Dataset below:

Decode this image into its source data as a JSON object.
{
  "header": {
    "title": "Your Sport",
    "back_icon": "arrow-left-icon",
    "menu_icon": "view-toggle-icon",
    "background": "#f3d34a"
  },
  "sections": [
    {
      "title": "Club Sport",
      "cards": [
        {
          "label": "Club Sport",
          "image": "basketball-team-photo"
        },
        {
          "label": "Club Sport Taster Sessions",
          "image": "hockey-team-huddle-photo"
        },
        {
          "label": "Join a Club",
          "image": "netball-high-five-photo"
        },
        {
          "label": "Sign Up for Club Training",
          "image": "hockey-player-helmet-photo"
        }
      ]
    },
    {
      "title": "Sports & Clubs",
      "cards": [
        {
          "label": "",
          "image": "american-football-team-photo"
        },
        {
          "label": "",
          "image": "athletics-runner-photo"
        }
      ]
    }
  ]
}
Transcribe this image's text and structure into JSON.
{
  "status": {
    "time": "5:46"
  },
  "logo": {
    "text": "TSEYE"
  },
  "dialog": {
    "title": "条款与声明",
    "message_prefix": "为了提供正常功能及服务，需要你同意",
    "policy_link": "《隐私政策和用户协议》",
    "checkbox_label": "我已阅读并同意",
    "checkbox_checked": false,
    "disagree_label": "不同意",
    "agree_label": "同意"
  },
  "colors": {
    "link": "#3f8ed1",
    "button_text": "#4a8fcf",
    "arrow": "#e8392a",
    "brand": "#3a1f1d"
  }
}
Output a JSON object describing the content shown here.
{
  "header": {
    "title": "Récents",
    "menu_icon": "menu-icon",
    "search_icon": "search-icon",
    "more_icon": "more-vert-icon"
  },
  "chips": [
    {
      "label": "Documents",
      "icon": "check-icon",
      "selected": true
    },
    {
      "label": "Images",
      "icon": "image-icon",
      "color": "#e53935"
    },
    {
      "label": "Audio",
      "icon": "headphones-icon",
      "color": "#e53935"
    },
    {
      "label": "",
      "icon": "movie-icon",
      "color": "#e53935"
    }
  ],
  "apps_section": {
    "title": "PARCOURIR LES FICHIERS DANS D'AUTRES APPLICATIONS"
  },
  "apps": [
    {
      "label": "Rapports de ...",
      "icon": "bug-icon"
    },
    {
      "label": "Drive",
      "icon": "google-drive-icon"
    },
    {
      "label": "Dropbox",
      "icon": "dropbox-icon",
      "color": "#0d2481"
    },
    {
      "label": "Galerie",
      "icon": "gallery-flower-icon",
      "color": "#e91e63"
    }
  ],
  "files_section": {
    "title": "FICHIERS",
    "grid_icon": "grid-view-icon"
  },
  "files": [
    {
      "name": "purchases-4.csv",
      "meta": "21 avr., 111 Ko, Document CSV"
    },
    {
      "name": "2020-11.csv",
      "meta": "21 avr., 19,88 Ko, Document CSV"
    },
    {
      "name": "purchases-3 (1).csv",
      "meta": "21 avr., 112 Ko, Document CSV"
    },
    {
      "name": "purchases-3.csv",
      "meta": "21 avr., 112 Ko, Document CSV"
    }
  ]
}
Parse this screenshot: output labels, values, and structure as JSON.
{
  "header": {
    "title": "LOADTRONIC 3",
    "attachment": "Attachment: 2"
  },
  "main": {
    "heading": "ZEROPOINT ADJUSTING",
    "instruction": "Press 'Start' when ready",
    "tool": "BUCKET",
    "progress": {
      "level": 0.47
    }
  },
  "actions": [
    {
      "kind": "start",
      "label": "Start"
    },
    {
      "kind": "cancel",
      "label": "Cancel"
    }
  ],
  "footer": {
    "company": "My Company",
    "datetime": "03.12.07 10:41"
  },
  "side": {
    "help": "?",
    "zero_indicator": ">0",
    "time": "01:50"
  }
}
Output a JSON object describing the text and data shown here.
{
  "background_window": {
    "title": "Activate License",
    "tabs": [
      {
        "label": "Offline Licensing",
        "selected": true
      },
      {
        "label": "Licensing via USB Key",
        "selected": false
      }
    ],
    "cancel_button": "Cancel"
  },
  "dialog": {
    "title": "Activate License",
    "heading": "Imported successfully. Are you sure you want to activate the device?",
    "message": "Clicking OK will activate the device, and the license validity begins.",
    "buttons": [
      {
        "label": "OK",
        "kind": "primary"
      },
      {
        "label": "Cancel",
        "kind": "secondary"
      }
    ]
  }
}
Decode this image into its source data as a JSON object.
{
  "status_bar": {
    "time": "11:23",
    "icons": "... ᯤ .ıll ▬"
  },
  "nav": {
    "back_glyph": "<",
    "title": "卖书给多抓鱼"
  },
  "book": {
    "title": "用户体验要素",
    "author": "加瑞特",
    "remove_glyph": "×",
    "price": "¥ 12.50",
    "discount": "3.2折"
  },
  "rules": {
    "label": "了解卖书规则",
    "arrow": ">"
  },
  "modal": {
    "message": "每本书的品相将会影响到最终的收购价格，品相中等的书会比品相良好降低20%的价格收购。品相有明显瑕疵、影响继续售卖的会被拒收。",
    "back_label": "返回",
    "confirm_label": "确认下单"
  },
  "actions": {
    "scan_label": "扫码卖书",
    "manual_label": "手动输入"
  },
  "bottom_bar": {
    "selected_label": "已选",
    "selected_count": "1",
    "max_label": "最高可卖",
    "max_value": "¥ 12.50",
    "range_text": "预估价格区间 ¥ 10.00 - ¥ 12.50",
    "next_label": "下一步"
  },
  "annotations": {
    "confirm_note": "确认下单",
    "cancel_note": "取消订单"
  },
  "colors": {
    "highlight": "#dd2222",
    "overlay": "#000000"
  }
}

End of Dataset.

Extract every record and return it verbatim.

Response below:
Decode this image into its source data as a JSON object.
{
  "header": {
    "title": "Your Sport",
    "back_icon": "arrow-left-icon",
    "menu_icon": "view-toggle-icon",
    "background": "#f3d34a"
  },
  "sections": [
    {
      "title": "Club Sport",
      "cards": [
        {
          "label": "Club Sport",
          "image": "basketball-team-photo"
        },
        {
          "label": "Club Sport Taster Sessions",
          "image": "hockey-team-huddle-photo"
        },
        {
          "label": "Join a Club",
          "image": "netball-high-five-photo"
        },
        {
          "label": "Sign Up for Club Training",
          "image": "hockey-player-helmet-photo"
        }
      ]
    },
    {
      "title": "Sports & Clubs",
      "cards": [
        {
          "label": "",
          "image": "american-football-team-photo"
        },
        {
          "label": "",
          "image": "athletics-runner-photo"
        }
      ]
    }
  ]
}
Transcribe this image's text and structure into JSON.
{
  "status": {
    "time": "5:46"
  },
  "logo": {
    "text": "TSEYE"
  },
  "dialog": {
    "title": "条款与声明",
    "message_prefix": "为了提供正常功能及服务，需要你同意",
    "policy_link": "《隐私政策和用户协议》",
    "checkbox_label": "我已阅读并同意",
    "checkbox_checked": false,
    "disagree_label": "不同意",
    "agree_label": "同意"
  },
  "colors": {
    "link": "#3f8ed1",
    "button_text": "#4a8fcf",
    "arrow": "#e8392a",
    "brand": "#3a1f1d"
  }
}
Output a JSON object describing the content shown here.
{
  "header": {
    "title": "Récents",
    "menu_icon": "menu-icon",
    "search_icon": "search-icon",
    "more_icon": "more-vert-icon"
  },
  "chips": [
    {
      "label": "Documents",
      "icon": "check-icon",
      "selected": true
    },
    {
      "label": "Images",
      "icon": "image-icon",
      "color": "#e53935"
    },
    {
      "label": "Audio",
      "icon": "headphones-icon",
      "color": "#e53935"
    },
    {
      "label": "",
      "icon": "movie-icon",
      "color": "#e53935"
    }
  ],
  "apps_section": {
    "title": "PARCOURIR LES FICHIERS DANS D'AUTRES APPLICATIONS"
  },
  "apps": [
    {
      "label": "Rapports de ...",
      "icon": "bug-icon"
    },
    {
      "label": "Drive",
      "icon": "google-drive-icon"
    },
    {
      "label": "Dropbox",
      "icon": "dropbox-icon",
      "color": "#0d2481"
    },
    {
      "label": "Galerie",
      "icon": "gallery-flower-icon",
      "color": "#e91e63"
    }
  ],
  "files_section": {
    "title": "FICHIERS",
    "grid_icon": "grid-view-icon"
  },
  "files": [
    {
      "name": "purchases-4.csv",
      "meta": "21 avr., 111 Ko, Document CSV"
    },
    {
      "name": "2020-11.csv",
      "meta": "21 avr., 19,88 Ko, Document CSV"
    },
    {
      "name": "purchases-3 (1).csv",
      "meta": "21 avr., 112 Ko, Document CSV"
    },
    {
      "name": "purchases-3.csv",
      "meta": "21 avr., 112 Ko, Document CSV"
    }
  ]
}
Parse this screenshot: output labels, values, and structure as JSON.
{
  "header": {
    "title": "LOADTRONIC 3",
    "attachment": "Attachment: 2"
  },
  "main": {
    "heading": "ZEROPOINT ADJUSTING",
    "instruction": "Press 'Start' when ready",
    "tool": "BUCKET",
    "progress": {
      "level": 0.47
    }
  },
  "actions": [
    {
      "kind": "start",
      "label": "Start"
    },
    {
      "kind": "cancel",
      "label": "Cancel"
    }
  ],
  "footer": {
    "company": "My Company",
    "datetime": "03.12.07 10:41"
  },
  "side": {
    "help": "?",
    "zero_indicator": ">0",
    "time": "01:50"
  }
}
Output a JSON object describing the text and data shown here.
{
  "background_window": {
    "title": "Activate License",
    "tabs": [
      {
        "label": "Offline Licensing",
        "selected": true
      },
      {
        "label": "Licensing via USB Key",
        "selected": false
      }
    ],
    "cancel_button": "Cancel"
  },
  "dialog": {
    "title": "Activate License",
    "heading": "Imported successfully. Are you sure you want to activate the device?",
    "message": "Clicking OK will activate the device, and the license validity begins.",
    "buttons": [
      {
        "label": "OK",
        "kind": "primary"
      },
      {
        "label": "Cancel",
        "kind": "secondary"
      }
    ]
  }
}
Decode this image into its source data as a JSON object.
{
  "status_bar": {
    "time": "11:23",
    "icons": "... ᯤ .ıll ▬"
  },
  "nav": {
    "back_glyph": "<",
    "title": "卖书给多抓鱼"
  },
  "book": {
    "title": "用户体验要素",
    "author": "加瑞特",
    "remove_glyph": "×",
    "price": "¥ 12.50",
    "discount": "3.2折"
  },
  "rules": {
    "label": "了解卖书规则",
    "arrow": ">"
  },
  "modal": {
    "message": "每本书的品相将会影响到最终的收购价格，品相中等的书会比品相良好降低20%的价格收购。品相有明显瑕疵、影响继续售卖的会被拒收。",
    "back_label": "返回",
    "confirm_label": "确认下单"
  },
  "actions": {
    "scan_label": "扫码卖书",
    "manual_label": "手动输入"
  },
  "bottom_bar": {
    "selected_label": "已选",
    "selected_count": "1",
    "max_label": "最高可卖",
    "max_value": "¥ 12.50",
    "range_text": "预估价格区间 ¥ 10.00 - ¥ 12.50",
    "next_label": "下一步"
  },
  "annotations": {
    "confirm_note": "确认下单",
    "cancel_note": "取消订单"
  },
  "colors": {
    "highlight": "#dd2222",
    "overlay": "#000000"
  }
}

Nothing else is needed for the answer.